Learning to unplug

The problem of veritable smartphone addiction among children, teens, and young people is of grave concern to experts and educators alike — or should be. Whole new generations are growing up with their views of the world reshaped by small devices in their hands, often for the worse.

“I think we’re entering an era where different people of different ages have very different brains,” argues Tim Wu, a professor at Columbia Law School in New York and author of The Attention Merchants. “That’s the new generation gap. And some of the advantage goes to older people [who grew up without smartphones].” 

A solution lies in learning to unplug on our own and encouraging young people to do so too. Better yet: children and teens should be prevented — or if that is too harsh a word, then discouraged — from growing addicted to smartphones in the first place. 

Habit-forming decisions for children by parents and teachers often have long-term consequences, for better or worse. Educators can wean their students off electronic gadgets while simultaneously lengthening youngsters’ attention span through tried-and-tested methods. These methods include creating engaging materials for classes and engaging their students in fun activities both indoors and outdoors. 

Oftentimes it is simple boredom that compels children and teens to reach for their smartphones. If they 

aren’t bored in school, they will be less likely to seek stimulation from electronic gadgets. 

Most importantly, teachers can help students by banning all electronic devices in class. In most classrooms at international schools in Bangkok and elsewhere around the country the use of mobile phones is strictly prohibited. Some schools even limit the time that students can spend on their smartphones on campus between classes and after them. 

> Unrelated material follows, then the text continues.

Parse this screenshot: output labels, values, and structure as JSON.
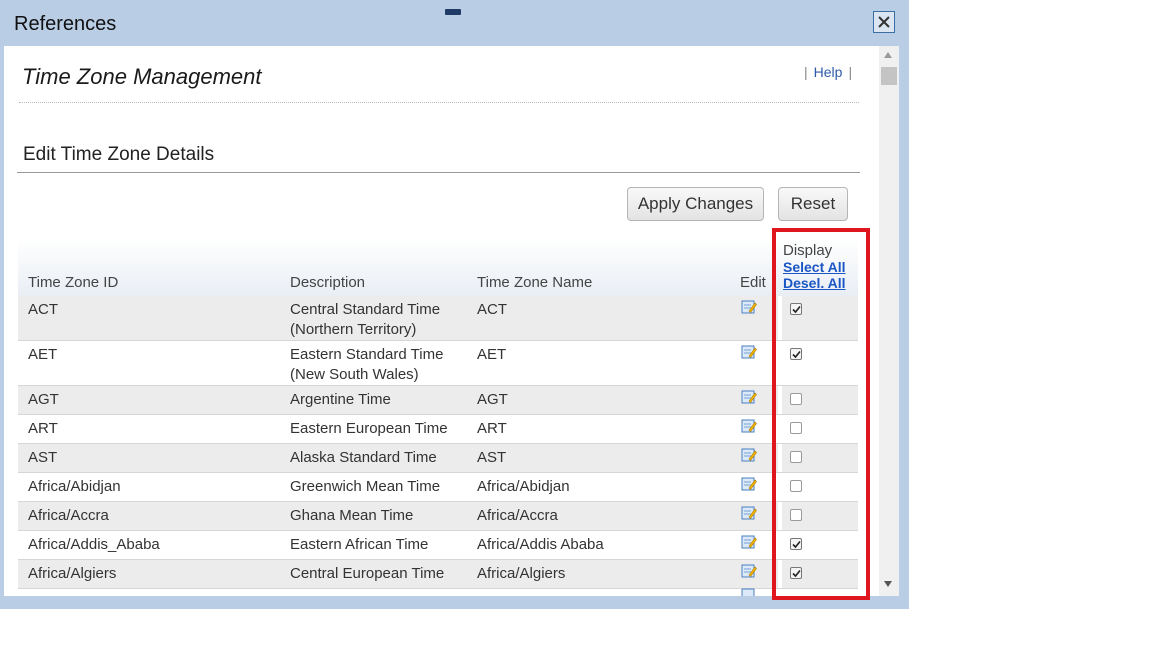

That is a wise policy. Students who are texting, chatting, playing games or browsing the Internet on their mobiles can be highly disruptive. Nor can they give lessons their undivided attention while fidgeting with their phones. Only by learning to set their phones aside can they start to really learn and enjoy life offline.